People who defend Sarkozy and his government tell me it is because of the «conjuncture». However the war in Iraq had nothing to do with a conjucture, and the banking and financial crisis in 2008 had nothing to do with a conjuncture either. It was the result of years of the ideology of deregulation of the financial sector which allowed the financial companies to create and sell junk investment products that they knew were at least losers and even worthless. Why was the Lehman Brothers forced into bankruptcy but not Goldman-Sachs? Because since the Reagan years there has been a revolving door between the U.S. Tresory, White House cabinets, and Goldman-Sachs, whose men have had a certain influence on running the economy. They weren’t about to let their mentor go under.

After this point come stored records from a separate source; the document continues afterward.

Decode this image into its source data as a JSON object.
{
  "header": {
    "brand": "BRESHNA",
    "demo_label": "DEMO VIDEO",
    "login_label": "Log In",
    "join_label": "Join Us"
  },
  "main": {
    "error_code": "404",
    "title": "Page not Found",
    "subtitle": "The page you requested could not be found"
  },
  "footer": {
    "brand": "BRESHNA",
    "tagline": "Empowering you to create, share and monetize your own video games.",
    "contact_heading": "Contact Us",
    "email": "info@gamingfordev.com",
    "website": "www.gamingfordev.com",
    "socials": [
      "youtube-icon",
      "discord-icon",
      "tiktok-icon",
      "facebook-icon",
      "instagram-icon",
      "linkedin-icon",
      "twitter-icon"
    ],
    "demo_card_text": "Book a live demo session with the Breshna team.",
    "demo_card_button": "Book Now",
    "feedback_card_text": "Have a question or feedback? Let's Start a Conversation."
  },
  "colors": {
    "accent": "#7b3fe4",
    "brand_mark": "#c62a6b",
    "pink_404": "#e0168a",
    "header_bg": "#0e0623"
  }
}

This has arrived in Europe. The new head of the Central European Bank, Mario Draghi is ex-Goldman-Sachs, as is the new leader of the Italian government, Mario Monti. In Greece, Petros Christodoulou also an ex- has responsibility at the National Bank of Greece. Others who have had government or national banking responsibilities are now with Goldman-Sachs: Peter Sutherland(Ireland), Otmar Issing(Germany), Lord Griffiths(UK), Charles de Croisset’France). Marc Roche, a journalist at the respected newspaper «Le Monde» has written a book, «The Bank: How Goldman-Sachs Runs the World». He said, «All the people of Goldman-Sachs that I have encountered remain very attached to the bank.»
It is no longer the case that «the more things change, the more they remain the same», but «the more things change, the more they get worse».